Source records
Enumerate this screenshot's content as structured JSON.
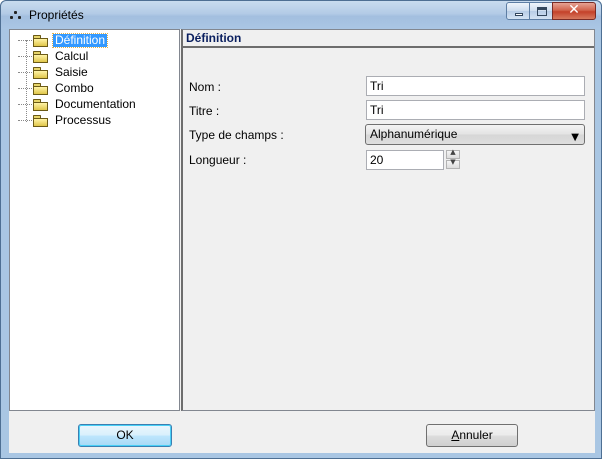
{
  "window": {
    "title": "Propriétés",
    "close_glyph": "✕"
  },
  "tree": {
    "items": [
      {
        "label": "Définition",
        "selected": true
      },
      {
        "label": "Calcul",
        "selected": false
      },
      {
        "label": "Saisie",
        "selected": false
      },
      {
        "label": "Combo",
        "selected": false
      },
      {
        "label": "Documentation",
        "selected": false
      },
      {
        "label": "Processus",
        "selected": false
      }
    ]
  },
  "panel": {
    "header": "Définition",
    "fields": {
      "nom": {
        "label": "Nom :",
        "value": "Tri"
      },
      "titre": {
        "label": "Titre :",
        "value": "Tri"
      },
      "type": {
        "label": "Type de champs :",
        "value": "Alphanumérique"
      },
      "longueur": {
        "label": "Longueur :",
        "value": "20"
      }
    }
  },
  "buttons": {
    "ok": "OK",
    "cancel_first": "A",
    "cancel_rest": "nnuler"
  },
  "colors": {
    "selection": "#3399ff",
    "header_text": "#0a1f5f",
    "ok_border": "#3c7fb1"
  },
  "icons": {
    "tree_item": "folder-icon",
    "dropdown": "chevron-down-icon",
    "spin_up": "spin-up-icon",
    "spin_down": "spin-down-icon"
  }
}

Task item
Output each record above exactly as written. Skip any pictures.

Written reply
Enumerate this screenshot's content as structured JSON.
{
  "window": {
    "title": "Propriétés",
    "close_glyph": "✕"
  },
  "tree": {
    "items": [
      {
        "label": "Définition",
        "selected": true
      },
      {
        "label": "Calcul",
        "selected": false
      },
      {
        "label": "Saisie",
        "selected": false
      },
      {
        "label": "Combo",
        "selected": false
      },
      {
        "label": "Documentation",
        "selected": false
      },
      {
        "label": "Processus",
        "selected": false
      }
    ]
  },
  "panel": {
    "header": "Définition",
    "fields": {
      "nom": {
        "label": "Nom :",
        "value": "Tri"
      },
      "titre": {
        "label": "Titre :",
        "value": "Tri"
      },
      "type": {
        "label": "Type de champs :",
        "value": "Alphanumérique"
      },
      "longueur": {
        "label": "Longueur :",
        "value": "20"
      }
    }
  },
  "buttons": {
    "ok": "OK",
    "cancel_first": "A",
    "cancel_rest": "nnuler"
  },
  "colors": {
    "selection": "#3399ff",
    "header_text": "#0a1f5f",
    "ok_border": "#3c7fb1"
  },
  "icons": {
    "tree_item": "folder-icon",
    "dropdown": "chevron-down-icon",
    "spin_up": "spin-up-icon",
    "spin_down": "spin-down-icon"
  }
}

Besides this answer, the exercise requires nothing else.